For the calculations with relaxation, both calcula- Hardening Concrete: Testing and Mitigation. RILEM Pro-
tions are performed using equal relaxation. For the ceedings PRO 52: 357-366
Breugel K. van. 1991. Relaxation of young concrete, Delft Uni-
concrete containing Super Absorbent Polymers, big- versity of Technology.
ger relaxation is expected compared to the reference Breugel, K. van. 1997. Simulation of hydration and formation
concrete, because of the bigger pores in the micro- of structure in hardening cement-based materials (second
structure. The total pore volume will not change, but edition). Delft University of technology.
the amount of small pores will decrease Mnnig Jensen, O.H., Hansen, P.F. 2001. Water-entrained cement-
(2005). To determine the influence of Super Absor- based materials, I. Principles and theoretical background,
bent Polymers on creep and relaxation of hardening Cement and Concrete Research 31: 647-654
concrete, creep experiments under a constant com- Koenders, E.A.B. 1997. Simulation of volume changes in hard-
pressive load will be performed soon. This effect is ening cement-based materials. Delft University of Technol-
not taken into account yet. ogy
Lokhorst, S.J. 2001. Deformational behavior of concrete influ-
Stress/strength-ratios are calculated for both mix- enced by hydration related changes of the microstructure,
tures for the first 144 hours after casting. From ex- Delft University of Technology
periments, a cracking criterion is proposed by Lok- Mnnig. 2005. Water saturated super-absorbent polymers used
horst (2001) to be stress > 0.75*tensile strength. If in high strength concrete, Otto-Graf Journal Vol. 16: 193-
relaxation is taken into account, a maximum 202
stress/strength-ratio due to only autogenous shrink- Sule, M.S. 2003. Effect of Reinforcement on Early-Age Crack-
age is observed to be almost 0.5 for the reference ing in High Strength Concrete. Delft University of Technol-
concrete without Super Absorbent Polymers. For the ogy
concrete which contains Super Absorbent Polymers,
The maximum stress/strength-ratio in the first 144
hours is almost 0. This positive effect of the SAP
might be less at higher ages, due to faster shrinkage
of the specimen what contains SAP, compared to the
specimen without SAP (compare figure 6 and 8).

7 CONCLUSIONS

- Adding 2 kg/1000l Super Absorbent Polymers


to the tested mixture results in a reduction of
autogenous shrinkage after 336 hours of 65%.
After 800 hours, this is reduced to 50%.
- Adding 2 kg/1000l Super Absorbent Polymers
to the tested mixture results in an average reduc-
tion of the compressive strength of 12%, the
tensile strength of 14% and the modulus of elas-
ticity of 6%.
- Adding 2 kg/1000l Super Absorbent Polymers
to the tested mixture, more relaxation is ex-
pected.
- Adding 2 kg/1000l Super Absorbent Polymers
results to lower stresses in the hardening con-
crete (2 MPa after 144 hours), which results in a
lower stress/strength-ratio due to only autoge-
nous deformations from 0.5 to 0.04 after 144
hours.
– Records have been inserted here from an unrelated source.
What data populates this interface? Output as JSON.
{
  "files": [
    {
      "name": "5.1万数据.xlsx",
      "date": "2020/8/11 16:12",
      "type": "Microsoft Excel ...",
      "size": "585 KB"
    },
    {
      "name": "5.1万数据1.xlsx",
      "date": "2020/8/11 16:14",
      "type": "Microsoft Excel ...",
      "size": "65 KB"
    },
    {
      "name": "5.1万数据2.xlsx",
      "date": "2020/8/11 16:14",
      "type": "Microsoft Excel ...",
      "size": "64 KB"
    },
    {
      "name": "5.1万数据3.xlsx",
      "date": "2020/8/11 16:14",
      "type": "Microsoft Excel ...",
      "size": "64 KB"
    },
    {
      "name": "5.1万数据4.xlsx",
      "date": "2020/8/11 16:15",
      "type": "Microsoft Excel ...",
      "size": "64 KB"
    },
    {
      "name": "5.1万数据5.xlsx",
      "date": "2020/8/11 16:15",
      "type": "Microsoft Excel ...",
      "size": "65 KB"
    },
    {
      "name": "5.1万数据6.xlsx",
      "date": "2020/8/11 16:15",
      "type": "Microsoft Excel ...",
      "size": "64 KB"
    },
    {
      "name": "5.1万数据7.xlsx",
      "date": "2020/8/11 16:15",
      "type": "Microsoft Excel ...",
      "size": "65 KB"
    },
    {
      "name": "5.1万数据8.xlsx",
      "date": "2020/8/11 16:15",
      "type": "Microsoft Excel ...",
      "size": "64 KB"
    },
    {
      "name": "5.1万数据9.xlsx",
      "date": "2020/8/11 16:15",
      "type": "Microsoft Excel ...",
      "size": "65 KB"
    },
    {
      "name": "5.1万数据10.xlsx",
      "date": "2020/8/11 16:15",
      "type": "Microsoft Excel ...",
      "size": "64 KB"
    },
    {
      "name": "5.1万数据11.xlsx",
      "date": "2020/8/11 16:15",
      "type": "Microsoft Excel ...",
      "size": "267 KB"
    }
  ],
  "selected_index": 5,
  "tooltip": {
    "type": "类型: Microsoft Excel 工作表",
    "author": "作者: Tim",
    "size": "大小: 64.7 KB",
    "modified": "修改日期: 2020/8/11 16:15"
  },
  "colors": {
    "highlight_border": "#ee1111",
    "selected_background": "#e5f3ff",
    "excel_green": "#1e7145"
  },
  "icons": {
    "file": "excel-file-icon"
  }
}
At higher ages, the effect of SAP might
be less, due to a faster shrinkage after 144 hours
of the mixture containing SAP compared to the
mixture without SAP.